What you should do:
Copy out the listing that follows exactly, dropping every picture.

Records shown:
[Start of Attachment]

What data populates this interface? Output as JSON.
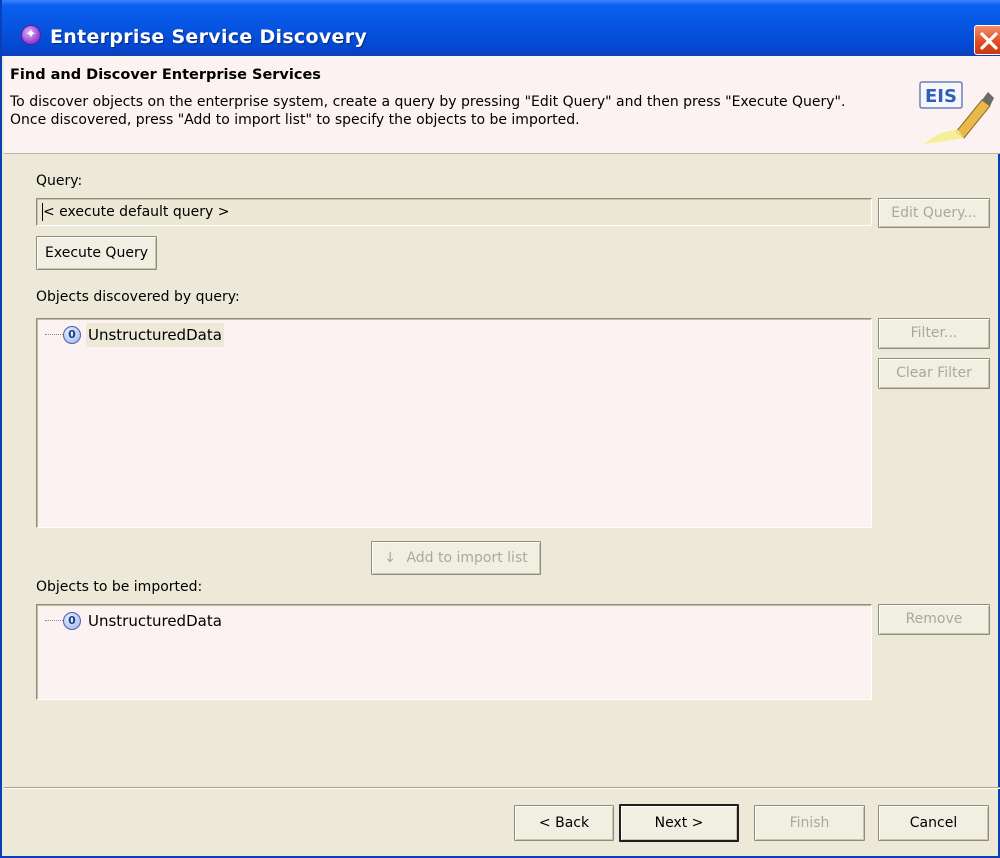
{
  "window": {
    "title": "Enterprise Service Discovery"
  },
  "banner": {
    "title": "Find and Discover Enterprise Services",
    "description": "To discover objects on the enterprise system, create a query by pressing \"Edit Query\" and then press \"Execute Query\". Once discovered, press \"Add to import list\" to specify the objects to be imported.",
    "logo_text": "EIS"
  },
  "query": {
    "label": "Query:",
    "value": "< execute default query >",
    "edit_button": "Edit Query...",
    "execute_button": "Execute Query"
  },
  "discovered": {
    "label": "Objects discovered by query:",
    "items": [
      {
        "icon": "object-node-icon",
        "icon_glyph": "0",
        "label": "UnstructuredData"
      }
    ],
    "filter_button": "Filter...",
    "clear_filter_button": "Clear Filter"
  },
  "add_to_import": {
    "arrow": "↓",
    "label": "Add to import list"
  },
  "imported": {
    "label": "Objects to be imported:",
    "items": [
      {
        "icon": "object-node-icon",
        "icon_glyph": "0",
        "label": "UnstructuredData"
      }
    ],
    "remove_button": "Remove"
  },
  "footer": {
    "back": "< Back",
    "next": "Next >",
    "finish": "Finish",
    "cancel": "Cancel"
  },
  "colors": {
    "titlebar": "#0654e0",
    "panel": "#ece9d8",
    "list_bg": "#fcf2f2",
    "disabled_text": "#aca899"
  }
}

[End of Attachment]

The answer:
What data populates this interface? Output as JSON.
{
  "window": {
    "title": "Enterprise Service Discovery"
  },
  "banner": {
    "title": "Find and Discover Enterprise Services",
    "description": "To discover objects on the enterprise system, create a query by pressing \"Edit Query\" and then press \"Execute Query\". Once discovered, press \"Add to import list\" to specify the objects to be imported.",
    "logo_text": "EIS"
  },
  "query": {
    "label": "Query:",
    "value": "< execute default query >",
    "edit_button": "Edit Query...",
    "execute_button": "Execute Query"
  },
  "discovered": {
    "label": "Objects discovered by query:",
    "items": [
      {
        "icon": "object-node-icon",
        "icon_glyph": "0",
        "label": "UnstructuredData"
      }
    ],
    "filter_button": "Filter...",
    "clear_filter_button": "Clear Filter"
  },
  "add_to_import": {
    "arrow": "↓",
    "label": "Add to import list"
  },
  "imported": {
    "label": "Objects to be imported:",
    "items": [
      {
        "icon": "object-node-icon",
        "icon_glyph": "0",
        "label": "UnstructuredData"
      }
    ],
    "remove_button": "Remove"
  },
  "footer": {
    "back": "< Back",
    "next": "Next >",
    "finish": "Finish",
    "cancel": "Cancel"
  },
  "colors": {
    "titlebar": "#0654e0",
    "panel": "#ece9d8",
    "list_bg": "#fcf2f2",
    "disabled_text": "#aca899"
  }
}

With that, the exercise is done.